Not long after, he was reinstated into the Church.
Marta also found out around this time that her father had sexually assaulted two of her sisters.
She wrote to the Watch Tower Bible and Tract Society, almost the highest level in the Church, but they defended their actions. They told her if she went to the police it would be ‘bringing reproach on Jehovah’s name and that I would be disfellowshipped’.
Marta and her husband moved away to another town and had children, but the marriage broke up, partly because her husband was looking at a lot of very explicit pornographic material, which she found hypocritical for a religious person.
‘So I stopped going to the Jehovah’s Witnesses and then the first thing I did was call the police.’

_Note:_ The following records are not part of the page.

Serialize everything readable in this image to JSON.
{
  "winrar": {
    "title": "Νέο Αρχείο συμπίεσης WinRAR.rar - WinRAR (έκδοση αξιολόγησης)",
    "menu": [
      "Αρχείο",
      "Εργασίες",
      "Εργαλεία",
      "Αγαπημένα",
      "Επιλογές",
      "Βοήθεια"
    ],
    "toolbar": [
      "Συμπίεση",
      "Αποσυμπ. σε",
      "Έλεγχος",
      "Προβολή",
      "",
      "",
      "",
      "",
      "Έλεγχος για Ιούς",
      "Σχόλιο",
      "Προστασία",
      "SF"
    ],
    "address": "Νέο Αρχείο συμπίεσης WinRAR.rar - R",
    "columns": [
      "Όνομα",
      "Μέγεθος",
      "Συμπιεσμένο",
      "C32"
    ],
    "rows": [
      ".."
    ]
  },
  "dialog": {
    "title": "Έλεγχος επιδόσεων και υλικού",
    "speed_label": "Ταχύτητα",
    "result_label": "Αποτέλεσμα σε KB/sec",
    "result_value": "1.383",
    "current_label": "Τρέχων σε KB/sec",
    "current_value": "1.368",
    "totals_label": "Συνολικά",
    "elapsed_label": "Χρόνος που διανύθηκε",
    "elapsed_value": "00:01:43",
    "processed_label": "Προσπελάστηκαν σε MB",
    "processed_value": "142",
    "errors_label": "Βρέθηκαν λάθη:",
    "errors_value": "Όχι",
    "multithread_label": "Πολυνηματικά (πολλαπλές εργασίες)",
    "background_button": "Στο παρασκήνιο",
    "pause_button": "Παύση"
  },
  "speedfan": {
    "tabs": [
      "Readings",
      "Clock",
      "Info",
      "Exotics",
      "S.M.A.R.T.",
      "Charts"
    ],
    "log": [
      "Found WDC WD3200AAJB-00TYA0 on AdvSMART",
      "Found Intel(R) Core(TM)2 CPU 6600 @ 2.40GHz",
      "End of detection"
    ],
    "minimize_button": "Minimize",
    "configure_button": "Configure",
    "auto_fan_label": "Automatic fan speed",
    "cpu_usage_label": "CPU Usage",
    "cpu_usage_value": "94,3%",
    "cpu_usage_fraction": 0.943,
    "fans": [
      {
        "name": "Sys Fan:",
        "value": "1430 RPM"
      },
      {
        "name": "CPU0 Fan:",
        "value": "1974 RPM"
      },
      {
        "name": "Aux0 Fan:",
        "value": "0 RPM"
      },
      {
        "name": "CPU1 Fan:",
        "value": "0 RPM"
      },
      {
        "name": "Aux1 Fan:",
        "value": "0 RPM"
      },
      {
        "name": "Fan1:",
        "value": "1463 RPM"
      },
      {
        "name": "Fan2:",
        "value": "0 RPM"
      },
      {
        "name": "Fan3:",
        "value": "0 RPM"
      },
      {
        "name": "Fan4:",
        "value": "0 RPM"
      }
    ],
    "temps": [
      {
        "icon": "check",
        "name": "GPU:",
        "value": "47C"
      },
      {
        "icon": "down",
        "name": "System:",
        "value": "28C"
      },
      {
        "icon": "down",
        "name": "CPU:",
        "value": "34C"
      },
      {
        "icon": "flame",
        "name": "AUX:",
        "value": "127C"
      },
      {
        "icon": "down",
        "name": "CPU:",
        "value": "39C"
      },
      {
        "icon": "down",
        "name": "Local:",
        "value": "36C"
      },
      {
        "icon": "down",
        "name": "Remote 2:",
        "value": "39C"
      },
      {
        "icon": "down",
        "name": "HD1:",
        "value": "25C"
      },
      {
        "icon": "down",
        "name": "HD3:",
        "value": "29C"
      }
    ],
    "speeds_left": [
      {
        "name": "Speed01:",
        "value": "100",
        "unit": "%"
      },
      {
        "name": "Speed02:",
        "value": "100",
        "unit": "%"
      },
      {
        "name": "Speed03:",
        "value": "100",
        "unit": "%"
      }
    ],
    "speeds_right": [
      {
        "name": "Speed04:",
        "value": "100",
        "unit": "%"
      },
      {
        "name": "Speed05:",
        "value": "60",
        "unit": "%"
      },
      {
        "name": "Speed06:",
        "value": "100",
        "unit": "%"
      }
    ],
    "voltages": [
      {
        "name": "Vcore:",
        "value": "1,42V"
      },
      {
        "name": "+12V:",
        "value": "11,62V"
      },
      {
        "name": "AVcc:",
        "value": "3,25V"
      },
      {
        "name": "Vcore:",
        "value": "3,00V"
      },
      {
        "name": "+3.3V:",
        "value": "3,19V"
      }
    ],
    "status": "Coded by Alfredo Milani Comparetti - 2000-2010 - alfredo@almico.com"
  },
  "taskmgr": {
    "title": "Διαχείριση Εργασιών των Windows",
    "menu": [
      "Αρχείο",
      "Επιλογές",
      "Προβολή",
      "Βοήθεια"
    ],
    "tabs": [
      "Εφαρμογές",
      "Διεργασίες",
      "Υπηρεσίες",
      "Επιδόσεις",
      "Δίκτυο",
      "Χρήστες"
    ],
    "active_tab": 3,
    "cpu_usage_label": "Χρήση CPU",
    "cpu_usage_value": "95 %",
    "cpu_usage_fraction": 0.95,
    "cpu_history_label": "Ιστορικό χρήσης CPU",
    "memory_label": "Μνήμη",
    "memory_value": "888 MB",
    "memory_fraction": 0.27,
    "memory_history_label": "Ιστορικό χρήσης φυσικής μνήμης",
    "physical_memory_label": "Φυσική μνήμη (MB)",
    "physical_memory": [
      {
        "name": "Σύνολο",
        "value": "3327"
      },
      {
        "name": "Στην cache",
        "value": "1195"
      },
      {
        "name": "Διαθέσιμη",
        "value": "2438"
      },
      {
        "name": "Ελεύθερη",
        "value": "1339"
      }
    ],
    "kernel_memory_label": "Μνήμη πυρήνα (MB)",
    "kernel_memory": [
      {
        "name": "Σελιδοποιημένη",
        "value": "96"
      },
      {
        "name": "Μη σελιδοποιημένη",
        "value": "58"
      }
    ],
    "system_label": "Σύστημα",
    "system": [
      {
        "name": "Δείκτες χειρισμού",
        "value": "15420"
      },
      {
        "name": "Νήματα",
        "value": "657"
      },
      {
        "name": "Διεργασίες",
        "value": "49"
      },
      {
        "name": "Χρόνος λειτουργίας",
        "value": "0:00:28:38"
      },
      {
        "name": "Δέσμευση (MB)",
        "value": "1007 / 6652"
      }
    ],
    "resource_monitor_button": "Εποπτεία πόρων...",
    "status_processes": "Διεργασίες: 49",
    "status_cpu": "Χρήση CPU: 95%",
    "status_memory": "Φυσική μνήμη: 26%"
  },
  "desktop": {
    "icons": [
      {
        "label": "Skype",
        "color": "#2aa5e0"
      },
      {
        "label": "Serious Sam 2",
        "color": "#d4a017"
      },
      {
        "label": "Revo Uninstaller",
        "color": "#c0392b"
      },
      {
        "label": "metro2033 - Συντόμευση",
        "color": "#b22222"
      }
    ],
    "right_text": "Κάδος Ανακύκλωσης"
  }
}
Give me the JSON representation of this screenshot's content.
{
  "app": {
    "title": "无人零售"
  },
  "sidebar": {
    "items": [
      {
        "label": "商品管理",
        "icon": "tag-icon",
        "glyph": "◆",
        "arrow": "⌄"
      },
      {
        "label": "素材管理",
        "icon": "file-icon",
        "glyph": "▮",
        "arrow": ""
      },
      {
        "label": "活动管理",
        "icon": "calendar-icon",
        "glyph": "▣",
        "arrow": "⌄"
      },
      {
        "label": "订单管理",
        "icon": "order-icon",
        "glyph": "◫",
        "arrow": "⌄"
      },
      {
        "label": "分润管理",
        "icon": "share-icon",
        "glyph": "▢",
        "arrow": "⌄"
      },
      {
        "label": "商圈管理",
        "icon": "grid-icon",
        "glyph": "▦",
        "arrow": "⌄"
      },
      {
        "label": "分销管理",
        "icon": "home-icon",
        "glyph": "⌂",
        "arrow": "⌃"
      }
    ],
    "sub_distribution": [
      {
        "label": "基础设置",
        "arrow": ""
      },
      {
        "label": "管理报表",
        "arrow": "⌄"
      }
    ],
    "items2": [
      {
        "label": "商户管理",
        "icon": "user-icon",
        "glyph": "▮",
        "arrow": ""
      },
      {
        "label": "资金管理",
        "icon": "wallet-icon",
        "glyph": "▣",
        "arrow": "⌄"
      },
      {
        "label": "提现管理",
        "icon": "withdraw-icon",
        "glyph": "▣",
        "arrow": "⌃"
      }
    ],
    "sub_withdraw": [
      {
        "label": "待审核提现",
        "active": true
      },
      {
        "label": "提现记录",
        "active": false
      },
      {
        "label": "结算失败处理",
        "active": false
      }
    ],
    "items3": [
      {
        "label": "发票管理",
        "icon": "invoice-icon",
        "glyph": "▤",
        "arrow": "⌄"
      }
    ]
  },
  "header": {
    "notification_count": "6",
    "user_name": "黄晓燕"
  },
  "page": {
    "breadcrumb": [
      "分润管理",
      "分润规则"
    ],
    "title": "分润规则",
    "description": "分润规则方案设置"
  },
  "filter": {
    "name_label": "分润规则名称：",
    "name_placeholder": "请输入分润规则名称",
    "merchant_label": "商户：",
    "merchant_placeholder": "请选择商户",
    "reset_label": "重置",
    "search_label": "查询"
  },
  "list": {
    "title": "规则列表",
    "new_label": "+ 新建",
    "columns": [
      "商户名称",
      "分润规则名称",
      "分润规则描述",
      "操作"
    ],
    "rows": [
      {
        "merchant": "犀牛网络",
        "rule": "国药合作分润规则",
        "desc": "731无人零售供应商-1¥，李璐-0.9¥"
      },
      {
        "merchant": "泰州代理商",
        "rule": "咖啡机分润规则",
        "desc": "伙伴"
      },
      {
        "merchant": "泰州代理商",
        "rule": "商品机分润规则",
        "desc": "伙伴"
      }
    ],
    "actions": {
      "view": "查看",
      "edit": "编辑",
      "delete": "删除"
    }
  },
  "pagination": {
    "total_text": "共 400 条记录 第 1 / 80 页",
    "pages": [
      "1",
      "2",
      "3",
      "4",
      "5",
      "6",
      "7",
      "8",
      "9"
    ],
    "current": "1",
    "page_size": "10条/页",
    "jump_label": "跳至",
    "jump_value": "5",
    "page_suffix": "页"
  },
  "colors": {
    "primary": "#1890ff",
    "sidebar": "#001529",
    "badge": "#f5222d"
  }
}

Her father was charged and had to stand three trials. The first trial was a hung jury, the second was a mistrial, and in the third he was convicted and given a jail sentence. The elders had to be subpoenaed as witnesses and Marta had no support from her family.
Even after he was convicted, the church elders never apologised. Marta said she now knows of many people who have been assaulted or raped within the Jehovah’s Witnesses, from stories friends have told her, and other cases that have come to court.
Marta said she appears confident but she’s still fragile.
‘I find being a little bit more assertive is good for me, because then people stay away from me … I think, going through things I have had to, either you crumble or you rise to the occasion. I thought it would be better to do the latter, for the children.’
Despite the stress of pursuing her case through the courts for six years, Marta said, ‘I’d do it again’.
‘I looked to these people - I looked to my parents for protection. I looked to - because they claim to be higher than the law of the land. They have got higher standards. That’s what they claim. But I found that the law of the land was the only place that protected me.’